> _YOUR OBJECTIVE_: Write only the number of lines in the entries below that contain the word "kind".

> _RECORDS FOR THIS TASK_:
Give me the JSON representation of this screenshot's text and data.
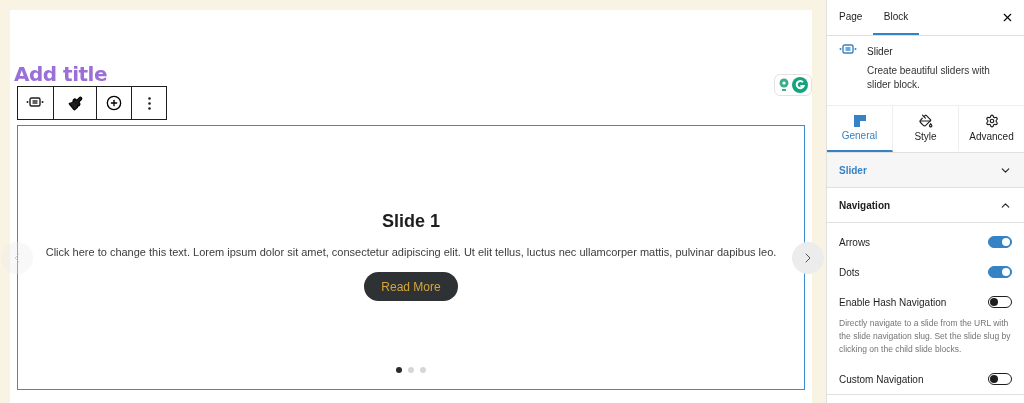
{
  "editor": {
    "title_placeholder": "Add title",
    "toolbar": [
      {
        "kind": "block"
      },
      {
        "kind": "style"
      },
      {
        "kind": "add"
      },
      {
        "kind": "more"
      }
    ]
  },
  "slide": {
    "heading": "Slide 1",
    "text": "Click here to change this text. Lorem ipsum dolor sit amet, consectetur adipiscing elit. Ut elit tellus, luctus nec ullamcorper mattis, pulvinar dapibus leo.",
    "button": "Read More",
    "dots": [
      {
        "selected": true
      },
      {
        "selected": false
      },
      {
        "selected": false
      }
    ]
  },
  "sidebar": {
    "tabs": [
      {
        "label": "Page",
        "selected": false
      },
      {
        "label": "Block",
        "selected": true
      }
    ],
    "block": {
      "name": "Slider",
      "description": "Create beautiful sliders with slider block."
    },
    "setting_tabs": [
      {
        "kind": "general",
        "label": "General",
        "selected": true
      },
      {
        "kind": "style",
        "label": "Style",
        "selected": false
      },
      {
        "kind": "advanced",
        "label": "Advanced",
        "selected": false
      }
    ],
    "panels": [
      {
        "title": "Slider",
        "expanded": false,
        "active": true
      },
      {
        "title": "Navigation",
        "expanded": true,
        "active": false,
        "toggles": [
          {
            "label": "Arrows",
            "on": true
          },
          {
            "label": "Dots",
            "on": true
          },
          {
            "label": "Enable Hash Navigation",
            "on": false,
            "help": "Directly navigate to a slide from the URL with the slide navigation slug. Set the slide slug by clicking on the child slide blocks."
          },
          {
            "label": "Custom Navigation",
            "on": false
          }
        ]
      }
    ]
  }
}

> _ANSWER TO THIS EXERCISE_: 7